Records from a data source —
* * * * *

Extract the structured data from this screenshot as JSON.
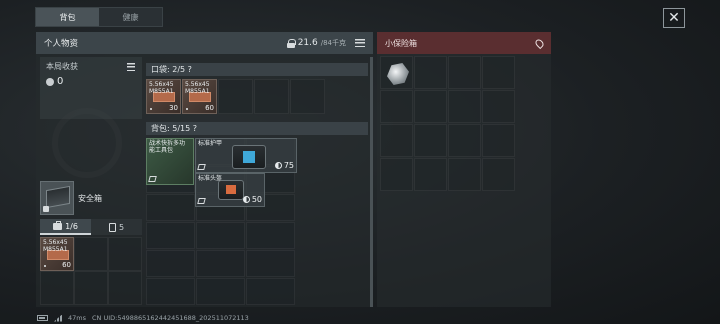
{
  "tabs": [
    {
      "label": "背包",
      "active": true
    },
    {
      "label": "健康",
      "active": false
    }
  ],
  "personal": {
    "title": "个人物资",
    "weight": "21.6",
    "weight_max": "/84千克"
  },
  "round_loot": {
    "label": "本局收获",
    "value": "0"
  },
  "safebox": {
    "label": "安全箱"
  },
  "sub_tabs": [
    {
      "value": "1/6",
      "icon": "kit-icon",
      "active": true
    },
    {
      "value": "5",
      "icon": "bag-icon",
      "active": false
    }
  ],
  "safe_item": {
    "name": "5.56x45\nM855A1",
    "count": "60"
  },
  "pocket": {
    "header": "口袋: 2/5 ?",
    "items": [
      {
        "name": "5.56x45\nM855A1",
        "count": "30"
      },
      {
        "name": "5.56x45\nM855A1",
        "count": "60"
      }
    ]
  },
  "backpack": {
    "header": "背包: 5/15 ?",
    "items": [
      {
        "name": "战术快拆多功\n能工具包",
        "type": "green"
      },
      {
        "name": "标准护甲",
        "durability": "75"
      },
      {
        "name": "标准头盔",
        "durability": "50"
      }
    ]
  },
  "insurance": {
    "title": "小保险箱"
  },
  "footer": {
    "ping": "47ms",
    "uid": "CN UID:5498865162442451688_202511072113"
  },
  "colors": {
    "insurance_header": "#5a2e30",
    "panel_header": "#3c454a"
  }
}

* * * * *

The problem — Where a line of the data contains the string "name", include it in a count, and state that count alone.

Result for this task — 6